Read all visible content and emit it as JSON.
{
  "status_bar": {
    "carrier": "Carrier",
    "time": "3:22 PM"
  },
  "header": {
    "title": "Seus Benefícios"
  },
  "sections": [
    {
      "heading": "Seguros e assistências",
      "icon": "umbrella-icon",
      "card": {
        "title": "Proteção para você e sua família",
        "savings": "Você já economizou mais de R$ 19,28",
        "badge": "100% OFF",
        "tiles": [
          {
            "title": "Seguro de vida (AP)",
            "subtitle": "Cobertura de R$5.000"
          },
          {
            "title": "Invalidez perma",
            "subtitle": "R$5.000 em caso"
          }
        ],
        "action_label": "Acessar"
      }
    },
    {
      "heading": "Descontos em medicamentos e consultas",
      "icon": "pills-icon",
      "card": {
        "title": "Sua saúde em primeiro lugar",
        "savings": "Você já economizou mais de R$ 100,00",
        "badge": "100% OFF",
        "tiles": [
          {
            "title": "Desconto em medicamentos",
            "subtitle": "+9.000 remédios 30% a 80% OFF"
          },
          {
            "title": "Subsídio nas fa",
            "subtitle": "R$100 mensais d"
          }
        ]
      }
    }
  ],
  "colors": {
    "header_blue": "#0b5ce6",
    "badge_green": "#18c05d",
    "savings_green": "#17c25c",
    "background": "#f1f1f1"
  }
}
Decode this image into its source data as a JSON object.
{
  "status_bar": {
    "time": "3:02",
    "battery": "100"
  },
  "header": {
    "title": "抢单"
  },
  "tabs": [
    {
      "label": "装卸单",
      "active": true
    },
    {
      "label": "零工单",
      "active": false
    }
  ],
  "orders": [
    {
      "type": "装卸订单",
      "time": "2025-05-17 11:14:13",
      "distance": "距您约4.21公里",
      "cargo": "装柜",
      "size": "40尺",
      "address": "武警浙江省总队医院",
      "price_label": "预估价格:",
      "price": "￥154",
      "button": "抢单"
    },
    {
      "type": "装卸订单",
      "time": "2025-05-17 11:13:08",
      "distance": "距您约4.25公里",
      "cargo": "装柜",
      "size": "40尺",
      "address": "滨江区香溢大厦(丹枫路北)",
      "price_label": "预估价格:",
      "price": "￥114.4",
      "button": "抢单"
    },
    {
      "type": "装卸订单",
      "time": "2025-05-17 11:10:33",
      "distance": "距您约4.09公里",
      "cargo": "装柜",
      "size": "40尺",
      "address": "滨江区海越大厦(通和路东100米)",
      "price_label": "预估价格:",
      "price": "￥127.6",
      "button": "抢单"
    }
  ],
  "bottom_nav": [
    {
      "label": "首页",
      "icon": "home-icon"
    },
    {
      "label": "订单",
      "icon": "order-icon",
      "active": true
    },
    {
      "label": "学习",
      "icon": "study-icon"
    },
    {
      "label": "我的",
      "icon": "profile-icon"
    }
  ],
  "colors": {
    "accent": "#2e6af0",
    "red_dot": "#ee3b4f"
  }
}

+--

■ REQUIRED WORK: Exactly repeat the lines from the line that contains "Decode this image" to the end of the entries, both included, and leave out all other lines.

■ TASK OUTPUT:
Decode this image into its source data as a JSON object.
{
  "status_bar": {
    "time": "3:02",
    "battery": "100"
  },
  "header": {
    "title": "抢单"
  },
  "tabs": [
    {
      "label": "装卸单",
      "active": true
    },
    {
      "label": "零工单",
      "active": false
    }
  ],
  "orders": [
    {
      "type": "装卸订单",
      "time": "2025-05-17 11:14:13",
      "distance": "距您约4.21公里",
      "cargo": "装柜",
      "size": "40尺",
      "address": "武警浙江省总队医院",
      "price_label": "预估价格:",
      "price": "￥154",
      "button": "抢单"
    },
    {
      "type": "装卸订单",
      "time": "2025-05-17 11:13:08",
      "distance": "距您约4.25公里",
      "cargo": "装柜",
      "size": "40尺",
      "address": "滨江区香溢大厦(丹枫路北)",
      "price_label": "预估价格:",
      "price": "￥114.4",
      "button": "抢单"
    },
    {
      "type": "装卸订单",
      "time": "2025-05-17 11:10:33",
      "distance": "距您约4.09公里",
      "cargo": "装柜",
      "size": "40尺",
      "address": "滨江区海越大厦(通和路东100米)",
      "price_label": "预估价格:",
      "price": "￥127.6",
      "button": "抢单"
    }
  ],
  "bottom_nav": [
    {
      "label": "首页",
      "icon": "home-icon"
    },
    {
      "label": "订单",
      "icon": "order-icon",
      "active": true
    },
    {
      "label": "学习",
      "icon": "study-icon"
    },
    {
      "label": "我的",
      "icon": "profile-icon"
    }
  ],
  "colors": {
    "accent": "#2e6af0",
    "red_dot": "#ee3b4f"
  }
}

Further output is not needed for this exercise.